In the advent of Covid-19, sustaining our social connections with all of our family and friends and creating new connections have been tremendously hard for all of us. It has been especially hard for those who are newcomers to our communities. The newcomers are not only eager to settle successfully but also are desperate to form new social connections in their communities. The Covid-19 pandemic has almost wiped out casual ways of forming new connections and acquiring new information or getting much-needed help that is vital for a successful beginning. One can easily imagine a situation before Covid-19 where the only acquaintance of a newcomer invites them to a dinner party at their home. This creates an opportunity for the newcomer not only to meet many others, possibly starting friendships with at least a few but also to learn the name of a family physician or to get tips on the best places to do grocery shopping…
In my project, I tried to replicate these old ‘casual ways’ as much as possible using virtual techniques. I have graciously volunteered my time to help newcomers in the past and continued to do so during this grant.
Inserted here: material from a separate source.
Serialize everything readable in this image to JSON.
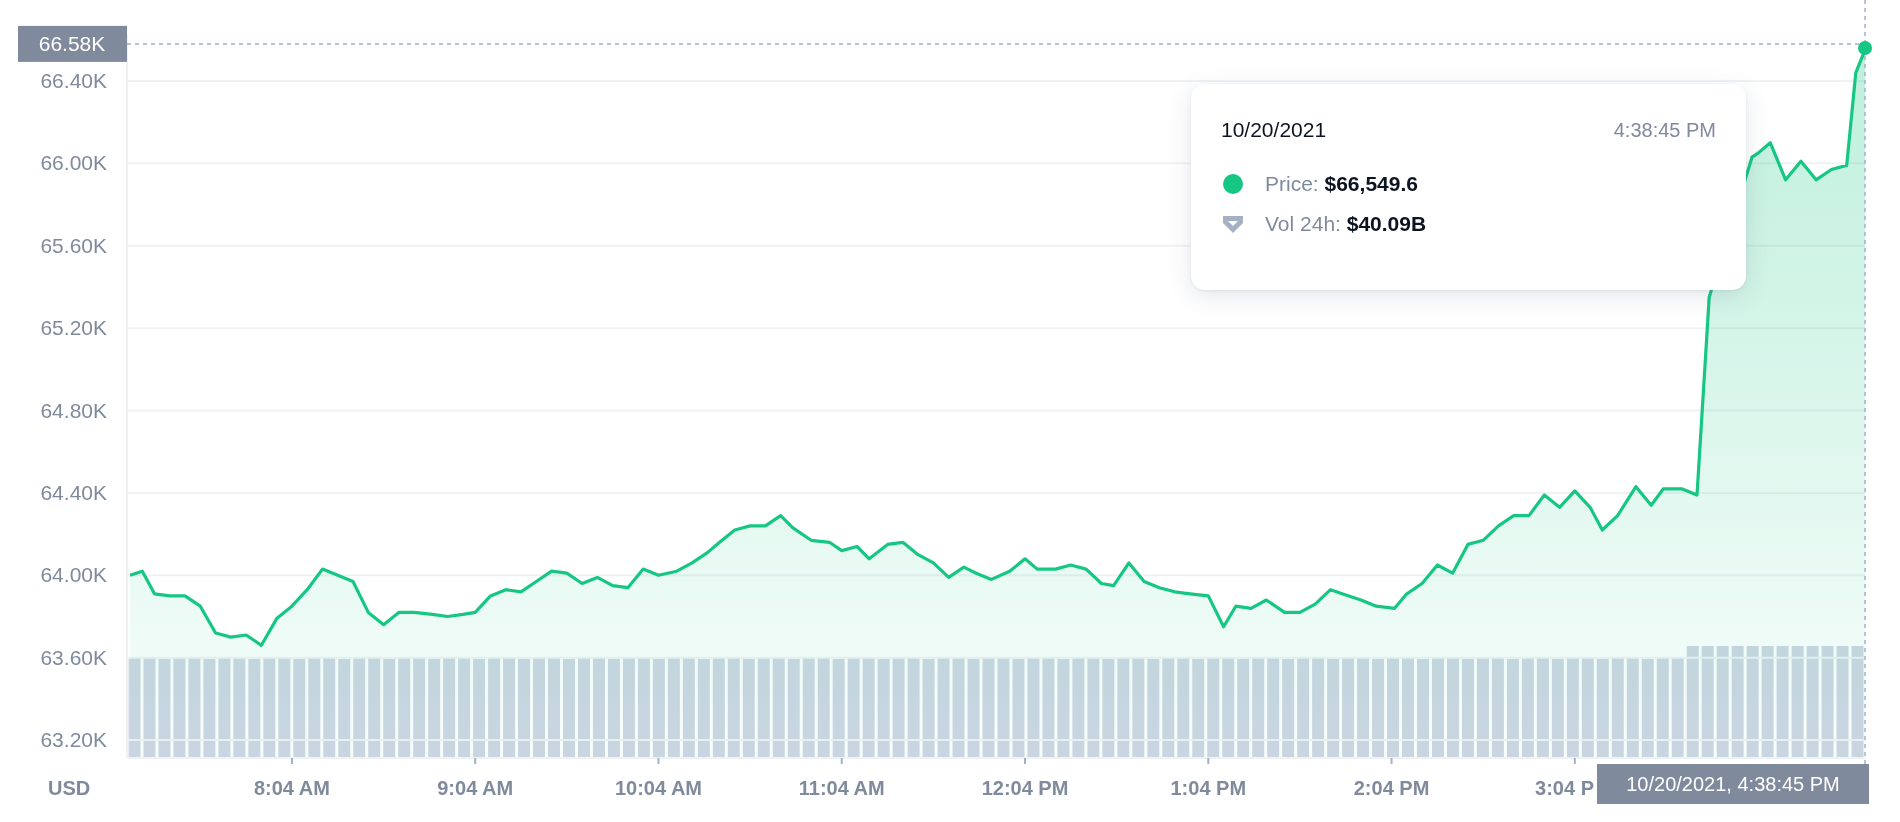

I identified 2 newcomer families from Coquitlam by doing research on social media Turkish groups. I met with them through Zoom first. After that, I was available anytime they had questions on anything from renting a place/buying furniture to how to look for a job. We communicated via phone, email and Zoom and continue to do so. In addition, I introduced the families to each other with a zoom meeting to share their experiences.
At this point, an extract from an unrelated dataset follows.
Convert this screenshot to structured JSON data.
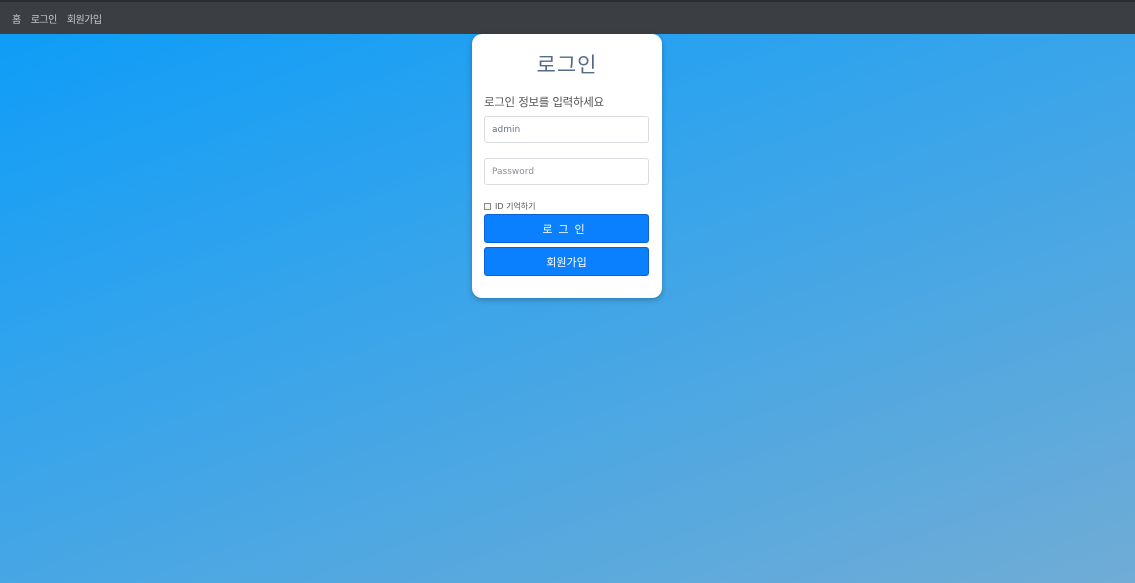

While helping the newcomers, there had been rare situations in the past where I had to tap into my own pockets. However, I never had the financial means in the past to prepare, for example, something like a welcome package covering COVID-essentials. This grant was crucial in giving me the opportunity to prepare a better welcome for these newcomers in these hard times. The welcome package I prepared included hand sanitizers, masks and some cleaning/disinfectant products to help them to fight Covid19 in their daily lives. While talking to them, I found out their favourite grocery store and purchased gift cards from these grocery stores so that they can buy basic groceries and supplies to make them feel welcome.
Immigration and moving out from a country to another is a challenging process, and Covid19 makes it even harder. Settling up in a new country takes a lot of time and effort, and not every family is lucky to have the right support for this adaptation process. The excitement feeling is soon replaced with loneliness. This process can be even more challenging for children. Immigration is not easy, but it always brings more opportunities after the adaptation. I am very excited to help to make the adaptation of these families a little less challenging. I hope that they will love their new home country Canada with its diversity, colourfulness and helpful attitude of the community and very happy to be a part of it.